Last week I unashamedly lucked out and got to spend three days in a McLaren MP4-12C. There are lots of moments that will stay with me for some time and most of them will appear elsewhere, but here are a few random ones...
The comfiest uncomfy-looking chairs in the ‘Juice Bar’ at McLaren
I think I preferred these stands before they were repainted but I still love Reims.
Some people would say I’d got my priorities wrong in this photo, but I don’t think so. There's something oh so cool about a Peugeot 505 GTD with a Dangel 4x4 conversion. Or is it just me...?
Someone at McLaren reads my @HenryCatchpole Twitter feed…
Only in Monaco would you go in search of Pizza and find not just a Ferrari 599 but none-other than a 599 GTO parked/dumped like this half on the pavement…
But there was one moment that will stay with me for a long time. High up on a col shooting the video (which I’m really rather excited about), the road was dusty and the drops were big (although to be honest I only really thought about that later. And shivered slightly). The MP4-12C doesn’t really slide very much or very often. You can change its balance and work it through a corner but it’s got so much grip that it never really lets go on the road. (Don’t think that makes it boring though; I’d driven for miles and miles on an amazing piece of road near Dijon the day before and been utterly immersed in just how fast you can drive the McLaren. You shouldn’t be able to trail-brake late and hard from big speeds into tight corners in a mid-engined supercar, let alone enjoy it, but you can. It’s incredible).
There’s a lovely feeling in a rally car on gravel when you get it sliding on the way into the corner. You flick the nose, the tail moves too and all four wheels drift as one so that you arrive at the apex pointing out of the corner. It’s one of the best feelings in a car in my opinion. However, I didn’t expect it to happen in the MP4-12C in the thin air nearly 2500 metres up on this col. As I say, the road was dusty because it was the first day this year the raod had been open. I’d driven the corner a couple of times before and this time I carried the same amount of speed into it, but my line of attack had changed slightly because of where Sam was filming from. I turned in hard and after the initial dart of the nose into the corner I could instantly feel that lightness underneath when you know that all four tyres are floating across the surface of the road. A fast four-wheel drift on the way into the corner is a bit of a heart-stopper on a narrow road to be honest and there’s not a great deal to do other than add a bit of lock and try to enjoy the ride while you wait for the grip to return. It was oversteering very slightly as the snow pole went past the nose of the car and then grip was back and I carried on into the sunset. (Eat your heart out Troy Queef!)

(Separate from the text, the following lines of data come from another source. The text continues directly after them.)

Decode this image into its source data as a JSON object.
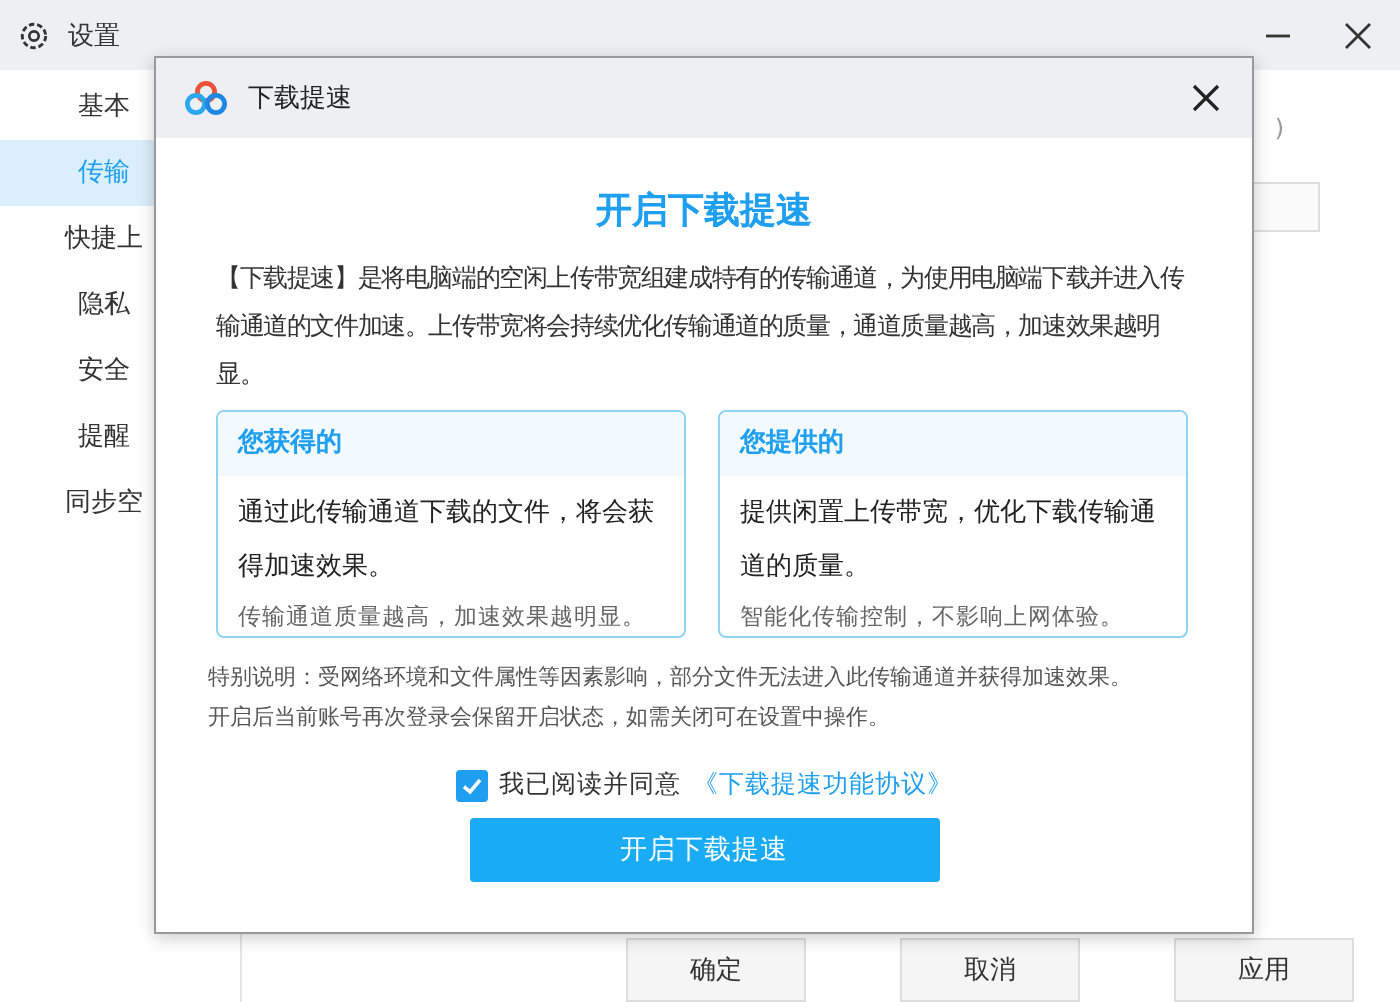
{
  "window": {
    "title": "设置"
  },
  "sidebar": {
    "items": [
      {
        "label": "基本",
        "selected": false
      },
      {
        "label": "传输",
        "selected": true
      },
      {
        "label": "快捷上",
        "selected": false
      },
      {
        "label": "隐私",
        "selected": false
      },
      {
        "label": "安全",
        "selected": false
      },
      {
        "label": "提醒",
        "selected": false
      },
      {
        "label": "同步空",
        "selected": false
      }
    ]
  },
  "content": {
    "partial_text": ")"
  },
  "footer_buttons": [
    "确定",
    "取消",
    "应用"
  ],
  "dialog": {
    "title": "下载提速",
    "heading": "开启下载提速",
    "intro": "【下载提速】是将电脑端的空闲上传带宽组建成特有的传输通道，为使用电脑端下载并进入传输通道的文件加速。上传带宽将会持续优化传输通道的质量，通道质量越高，加速效果越明显。",
    "cards": [
      {
        "title": "您获得的",
        "body": "通过此传输通道下载的文件，将会获得加速效果。",
        "note": "传输通道质量越高，加速效果越明显。"
      },
      {
        "title": "您提供的",
        "body": "提供闲置上传带宽，优化下载传输通道的质量。",
        "note": "智能化传输控制，不影响上网体验。"
      }
    ],
    "notes": [
      "特别说明：受网络环境和文件属性等因素影响，部分文件无法进入此传输通道并获得加速效果。",
      "开启后当前账号再次登录会保留开启状态，如需关闭可在设置中操作。"
    ],
    "agreement": {
      "checked": true,
      "label": "我已阅读并同意",
      "link": "《下载提速功能协议》"
    },
    "primary_button": "开启下载提速"
  }
}
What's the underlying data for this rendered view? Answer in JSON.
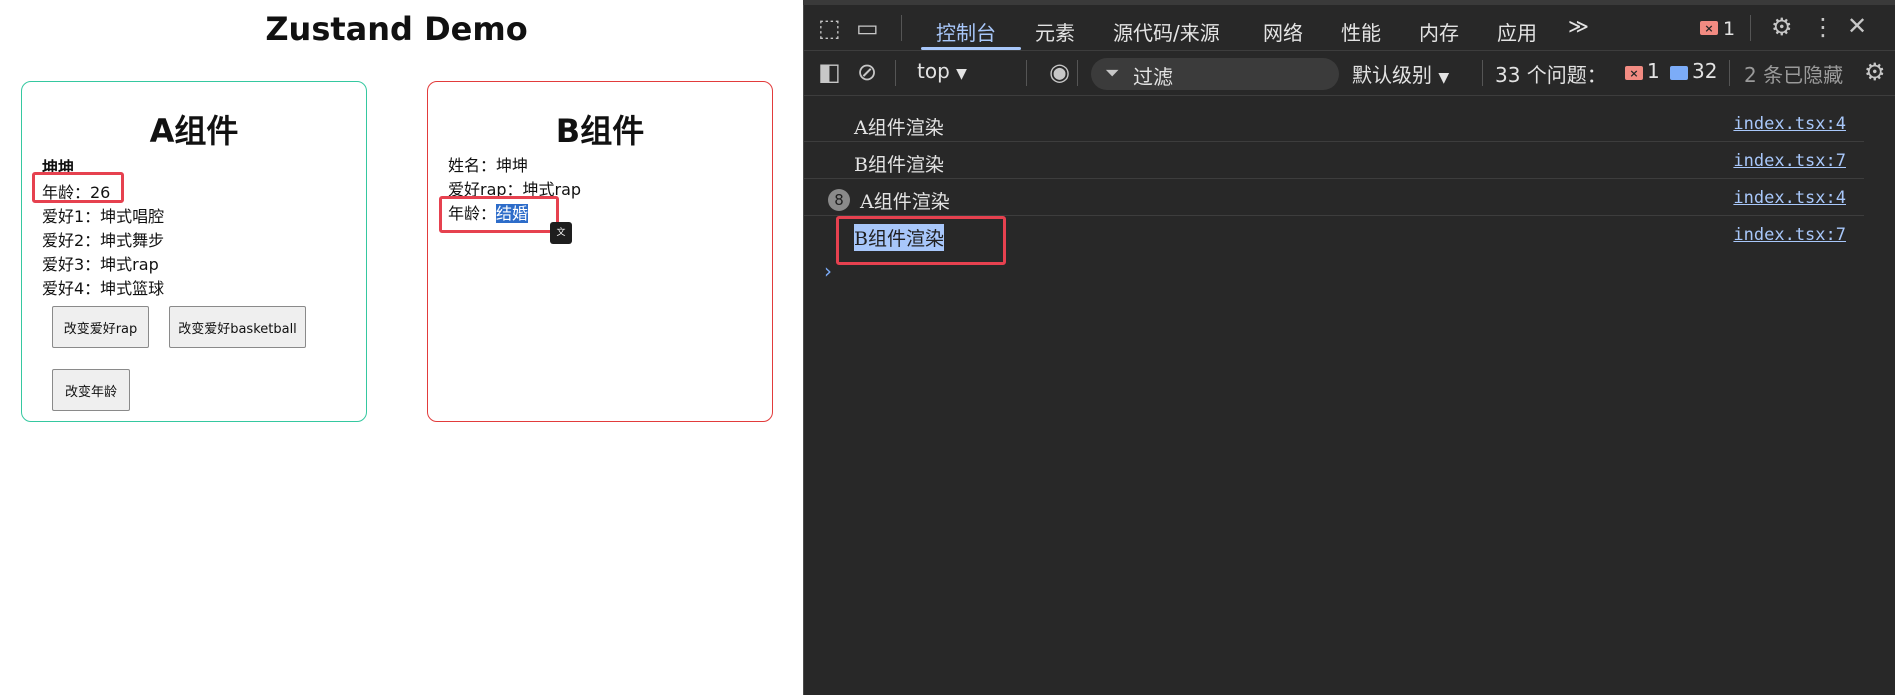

Then Sam crackled over the radio and asked if I could do just one more pass as he didn’t quite get the shot.